After a recent Chicago Cubs and Pittsburgh Pirates matchup, a reporter asked Bucs’ manager Clint Hurdle if he worried that the game had become “too sissified.” Abruptly, the interview’s tone shifted. Gone was the predictable post-game pap. Hurdle rejected the allegation that baseball has gone soft, and inferred that his 40 years as a major league player, coach and manager made him a more qualified observer than the reporter.
Seen through Hurdle’s eyes, the reporter was nothing more than a troublemaker, intent on embarrassing the manager, marginalizing the players, disgracing the entire Pittsburgh Pirates organization, and casting aspersions on baseball ,’ the great American game.
During a game back in May, Cubs’ first baseman Anthony Rizzo ventured far out of the base path, and took out Pirates’ catcher Elias Diaz. Rizzo violated the home plate slide rule which took effect in 2014. The question the reporter was really asking Hurdle is why his pitchers didn’t exact revenge by throwing at a Cubs batter, the time-honored retaliation when one team, by design, hurts an opposing player.
Although Hurdle never answered, the question looms large. The home plate slide, the second base slide rule and scheduled days off, along with almost any minor injury labeled “discomfort” or “tenderness” that lands a player on the disabled list, prove the reporter right.
Nothing reflects baseball gone squishy more than the 100-pitch limit for starters. Every inning of every game, broadcasters tediously remind the fans of the arbitrary 100-pitch count maximum by monotonously ticking off the current number of pitches thrown. To defend the pitch count, team executives claim that their pitchers are multimillion dollar investments, and must be handled with kid gloves.
If kid gloves are the cure, don’t let pitchers get out of bed until two hours before game time. Consider these cases: Hall of Fame pitcher Nolan Ryan missed time when a coyote bit him; Greg Harris skipped two starts with an inflamed elbow after flicking sunflower seeds; after trying out a new drill that included running backwards, Jamie Easterly stepped into a gopher hole and hurt his back; and Ernie Camacho signed 100 fan autographs, then made a beeline to the team doctor complaining about elbow stiffness.
The pitch count obsession is beyond silly. Pitchers throwing no-hitters get the hook as soon as they approach 100 tosses. But 50 years ago, within living memory and not from Old Hoss Radbourn’s 1880s era, Denny McLain, during his 31-win, 336 innings pitched, Cy Young Award season, threw 266 pitches in a single game against a slugging Baltimore Orioles team that featured fearsome sluggers Frank Robinson and Boog Powell. Many of McLain’s pitches would have been what today’s analysts call “high stress,” yet he soldiered on. Since the human body has undergone neither physiological nor anatomical change in the last half century, the restrictive pitch count puzzles fans.

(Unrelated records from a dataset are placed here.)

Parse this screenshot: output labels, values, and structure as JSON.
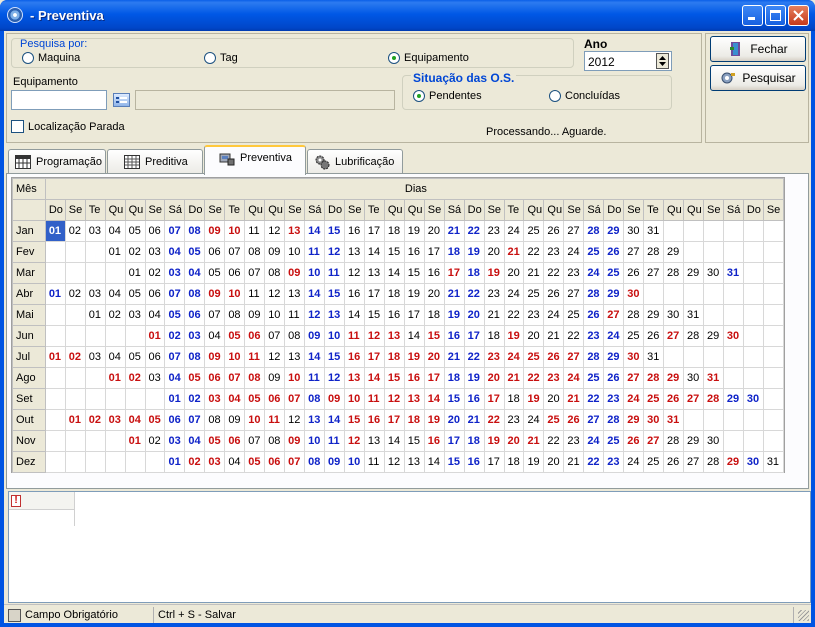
{
  "window": {
    "title": "- Preventiva"
  },
  "search": {
    "group_label": "Pesquisa por:",
    "options": [
      "Maquina",
      "Tag",
      "Equipamento"
    ],
    "selected": "Equipamento"
  },
  "year": {
    "label": "Ano",
    "value": "2012"
  },
  "buttons": {
    "close": "Fechar",
    "search": "Pesquisar"
  },
  "equipment": {
    "label": "Equipamento",
    "code": "",
    "description": ""
  },
  "situation": {
    "label": "Situação das O.S.",
    "options": [
      "Pendentes",
      "Concluídas"
    ],
    "selected": "Pendentes"
  },
  "location_stopped": {
    "label": "Localização Parada",
    "checked": false
  },
  "processing_text": "Processando... Aguarde.",
  "tabs": [
    {
      "label": "Programação",
      "icon": "calendar-grid-icon"
    },
    {
      "label": "Preditiva",
      "icon": "table-icon"
    },
    {
      "label": "Preventiva",
      "icon": "machine-icon",
      "active": true
    },
    {
      "label": "Lubrificação",
      "icon": "gears-icon"
    }
  ],
  "calendar": {
    "month_header": "Mês",
    "days_header": "Dias",
    "weekdays": [
      "Do",
      "Se",
      "Te",
      "Qu",
      "Qu",
      "Se",
      "Sá",
      "Do",
      "Se",
      "Te",
      "Qu",
      "Qu",
      "Se",
      "Sá",
      "Do",
      "Se",
      "Te",
      "Qu",
      "Qu",
      "Se",
      "Sá",
      "Do",
      "Se",
      "Te",
      "Qu",
      "Qu",
      "Se",
      "Sá",
      "Do",
      "Se",
      "Te",
      "Qu",
      "Qu",
      "Se",
      "Sá",
      "Do",
      "Se"
    ],
    "months": [
      {
        "name": "Jan",
        "offset": 0,
        "days": 31,
        "blue": [
          1,
          7,
          8,
          14,
          15,
          21,
          22,
          28,
          29
        ],
        "red": [
          9,
          10,
          13
        ],
        "selected": 1
      },
      {
        "name": "Fev",
        "offset": 3,
        "days": 29,
        "blue": [
          4,
          5,
          11,
          12,
          18,
          19,
          25,
          26
        ],
        "red": [
          21
        ]
      },
      {
        "name": "Mar",
        "offset": 4,
        "days": 31,
        "blue": [
          3,
          4,
          10,
          11,
          18,
          24,
          25,
          31
        ],
        "red": [
          9,
          17,
          19
        ]
      },
      {
        "name": "Abr",
        "offset": 0,
        "days": 30,
        "blue": [
          1,
          7,
          8,
          14,
          15,
          21,
          22,
          28,
          29
        ],
        "red": [
          9,
          10,
          30
        ]
      },
      {
        "name": "Mai",
        "offset": 2,
        "days": 31,
        "blue": [
          5,
          6,
          12,
          13,
          19,
          20,
          26
        ],
        "red": [
          27
        ]
      },
      {
        "name": "Jun",
        "offset": 5,
        "days": 30,
        "blue": [
          2,
          3,
          9,
          10,
          16,
          17,
          23,
          24
        ],
        "red": [
          1,
          5,
          6,
          11,
          12,
          13,
          15,
          19,
          27,
          30
        ]
      },
      {
        "name": "Jul",
        "offset": 0,
        "days": 31,
        "blue": [
          7,
          8,
          14,
          15,
          21,
          22,
          28,
          29
        ],
        "red": [
          1,
          2,
          9,
          10,
          11,
          16,
          17,
          18,
          19,
          20,
          23,
          24,
          25,
          26,
          27,
          30
        ]
      },
      {
        "name": "Ago",
        "offset": 3,
        "days": 31,
        "blue": [
          4,
          11,
          12,
          18,
          19,
          25,
          26
        ],
        "red": [
          1,
          2,
          5,
          6,
          7,
          8,
          10,
          13,
          14,
          15,
          16,
          17,
          20,
          21,
          22,
          23,
          24,
          27,
          28,
          29,
          31
        ]
      },
      {
        "name": "Set",
        "offset": 6,
        "days": 30,
        "blue": [
          1,
          2,
          8,
          15,
          16,
          22,
          23,
          29,
          30
        ],
        "red": [
          3,
          4,
          5,
          6,
          7,
          9,
          10,
          11,
          12,
          13,
          14,
          17,
          19,
          21,
          24,
          25,
          26,
          27,
          28
        ]
      },
      {
        "name": "Out",
        "offset": 1,
        "days": 31,
        "blue": [
          6,
          7,
          13,
          14,
          20,
          21,
          27,
          28
        ],
        "red": [
          1,
          2,
          3,
          4,
          5,
          10,
          11,
          15,
          16,
          17,
          18,
          19,
          22,
          25,
          26,
          29,
          30,
          31
        ]
      },
      {
        "name": "Nov",
        "offset": 4,
        "days": 30,
        "blue": [
          3,
          4,
          10,
          11,
          17,
          18,
          24,
          25
        ],
        "red": [
          1,
          5,
          6,
          9,
          12,
          16,
          19,
          20,
          21,
          26,
          27
        ]
      },
      {
        "name": "Dez",
        "offset": 6,
        "days": 31,
        "blue": [
          1,
          8,
          9,
          10,
          15,
          16,
          22,
          23,
          30
        ],
        "red": [
          2,
          3,
          5,
          6,
          7,
          29
        ]
      }
    ]
  },
  "statusbar": {
    "required_field": "Campo Obrigatório",
    "save_hint": "Ctrl + S - Salvar"
  }
}
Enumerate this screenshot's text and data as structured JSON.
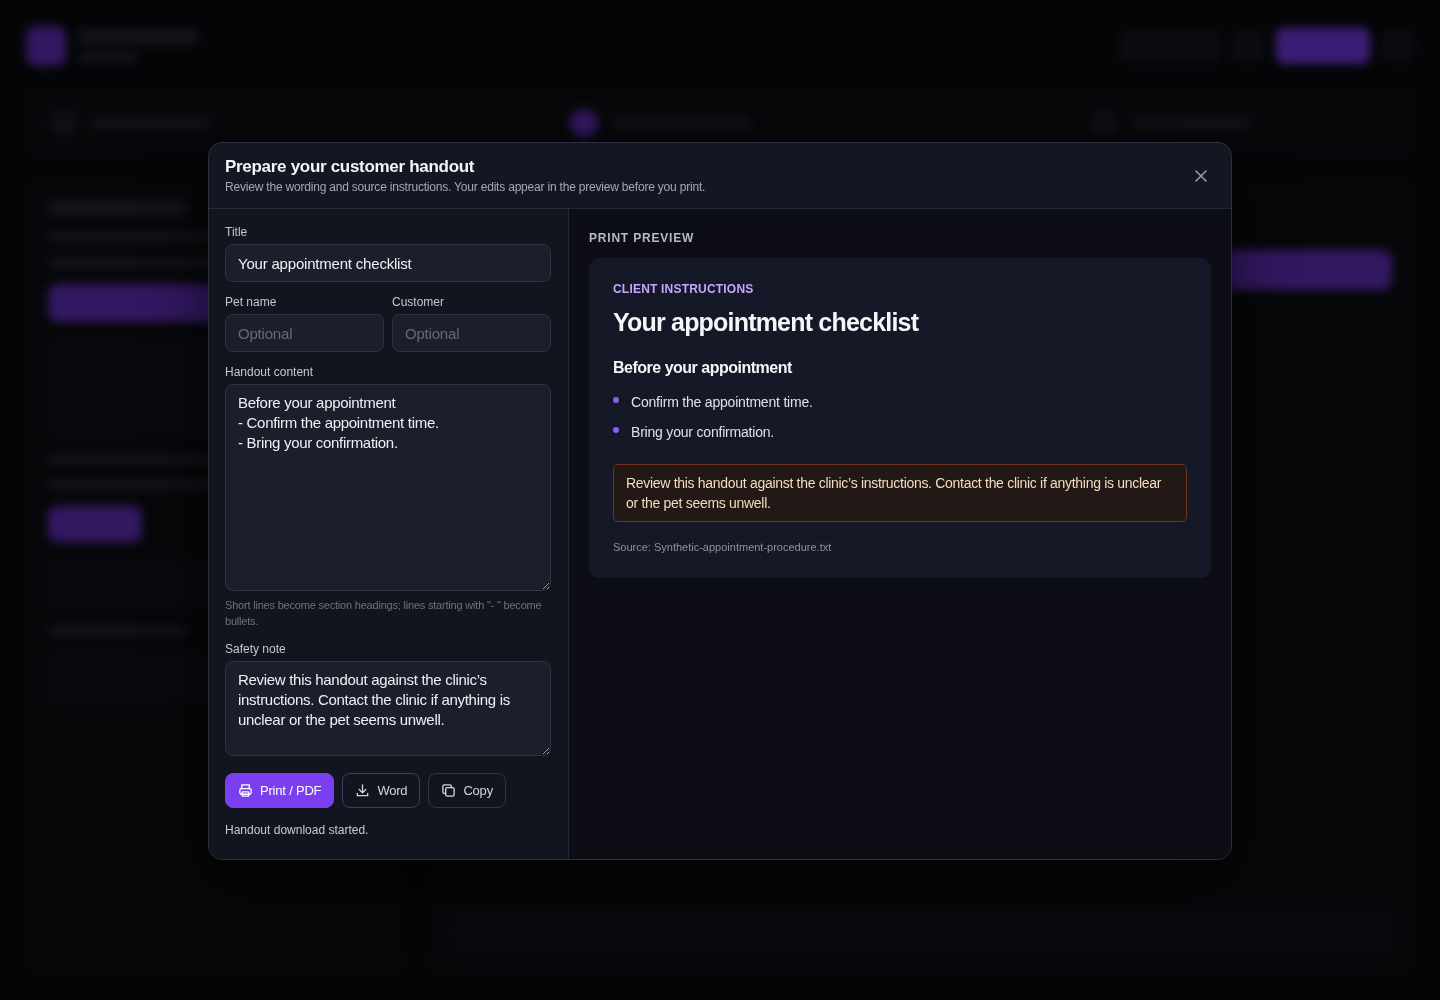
{
  "modal": {
    "title": "Prepare your customer handout",
    "subtitle": "Review the wording and source instructions. Your edits appear in the preview before you print."
  },
  "form": {
    "rows": [
      [
        {
          "kind": "input",
          "label": "Title",
          "value": "Your appointment checklist"
        }
      ],
      [
        {
          "kind": "input",
          "label": "Pet name",
          "placeholder": "Optional"
        },
        {
          "kind": "input",
          "label": "Customer",
          "placeholder": "Optional"
        }
      ],
      [
        {
          "kind": "textarea",
          "label": "Handout content",
          "value": "Before your appointment\n- Confirm the appointment time.\n- Bring your confirmation.",
          "hint": "Short lines become section headings; lines starting with \"- \" become bullets."
        }
      ],
      [
        {
          "kind": "note",
          "label": "Safety note",
          "value": "Review this handout against the clinic’s instructions. Contact the clinic if anything is unclear or the pet seems unwell."
        }
      ]
    ],
    "buttons": [
      {
        "kind": "print",
        "label": "Print / PDF"
      },
      {
        "kind": "download",
        "label": "Word"
      },
      {
        "kind": "copy",
        "label": "Copy"
      }
    ],
    "status": "Handout download started."
  },
  "preview": {
    "heading": "PRINT PREVIEW",
    "eyebrow": "CLIENT INSTRUCTIONS",
    "title": "Your appointment checklist",
    "sections": [
      {
        "heading": "Before your appointment",
        "bullets": [
          "Confirm the appointment time.",
          "Bring your confirmation."
        ]
      }
    ],
    "safety_note": "Review this handout against the clinic’s instructions. Contact the clinic if anything is unclear or the pet seems unwell.",
    "source": "Source: Synthetic-appointment-procedure.txt"
  }
}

Empty seats reflect fans’ frustration. Attendance has plunged to a 15-year low, down 6.6 percent from last year. This year could be the first season since 2003 with an average attendance below 30,000. ML–officials point to several reasons why attendance is low, all of them valid: early season frigid weather, too many lousy teams, as many as six might end up with winning percentages below .400, and a $76 average ticket price. But more to the point ,’ the game has undergone too many radical changes on the field and from computer-generated stats to keep fans engaged.
A simple suggestion from this corner: No more changes. Leave baseball alone. Let the game be the game.
Joe Guzzardi is a Society for American Baseball Research and Internet Baseball Writers Association of America member. Contact him at [email protected]